→ **Directions**:
Would you return the data exactly as given, except for its pictures?

→ **Data to process**:
——————
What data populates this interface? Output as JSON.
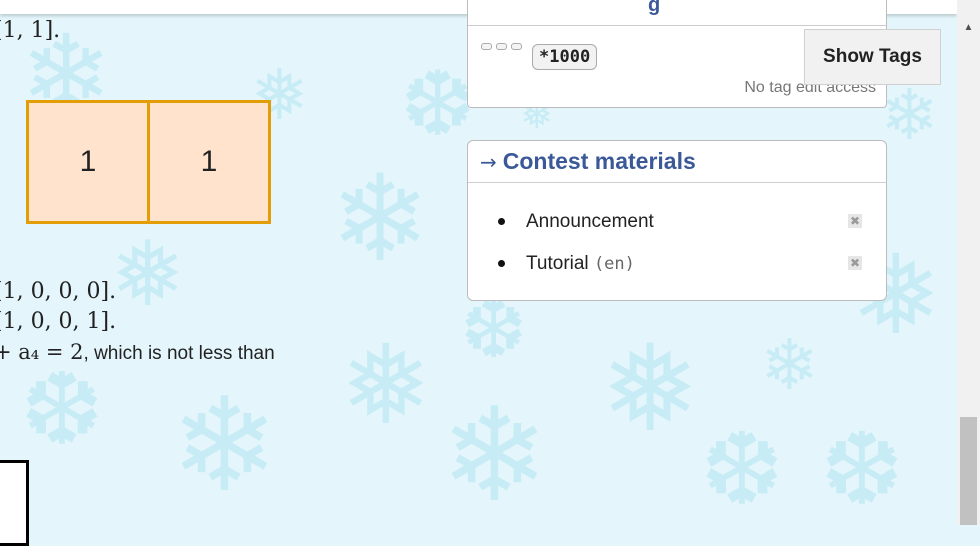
{
  "statement": {
    "line_top": "[1, 1].",
    "cells": [
      "1",
      "1"
    ],
    "array_line_1": "[1, 0, 0, 0].",
    "array_line_2": "[1, 0, 0, 1].",
    "sum_math": "+ a₄ = 2",
    "sum_text": ", which is not less than"
  },
  "tags_panel": {
    "title_fragment": "g",
    "tag": "*1000",
    "no_access": "No tag edit access",
    "show_tags_button": "Show Tags"
  },
  "contest_materials": {
    "arrow": "→",
    "title": "Contest materials",
    "items": [
      {
        "label": "Announcement",
        "lang": ""
      },
      {
        "label": "Tutorial",
        "lang": "(en)"
      }
    ],
    "remove_glyph": "✖"
  },
  "scrollbar": {
    "up_arrow": "▲"
  },
  "colors": {
    "background": "#e4f6fb",
    "cell_fill": "#ffe3cc",
    "cell_border": "#e39d07",
    "heading": "#3b5998"
  }
}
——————
→ **Result for this exercise**:
What data populates this interface? Output as JSON.
{
  "statement": {
    "line_top": "[1, 1].",
    "cells": [
      "1",
      "1"
    ],
    "array_line_1": "[1, 0, 0, 0].",
    "array_line_2": "[1, 0, 0, 1].",
    "sum_math": "+ a₄ = 2",
    "sum_text": ", which is not less than"
  },
  "tags_panel": {
    "title_fragment": "g",
    "tag": "*1000",
    "no_access": "No tag edit access",
    "show_tags_button": "Show Tags"
  },
  "contest_materials": {
    "arrow": "→",
    "title": "Contest materials",
    "items": [
      {
        "label": "Announcement",
        "lang": ""
      },
      {
        "label": "Tutorial",
        "lang": "(en)"
      }
    ],
    "remove_glyph": "✖"
  },
  "scrollbar": {
    "up_arrow": "▲"
  },
  "colors": {
    "background": "#e4f6fb",
    "cell_fill": "#ffe3cc",
    "cell_border": "#e39d07",
    "heading": "#3b5998"
  }
}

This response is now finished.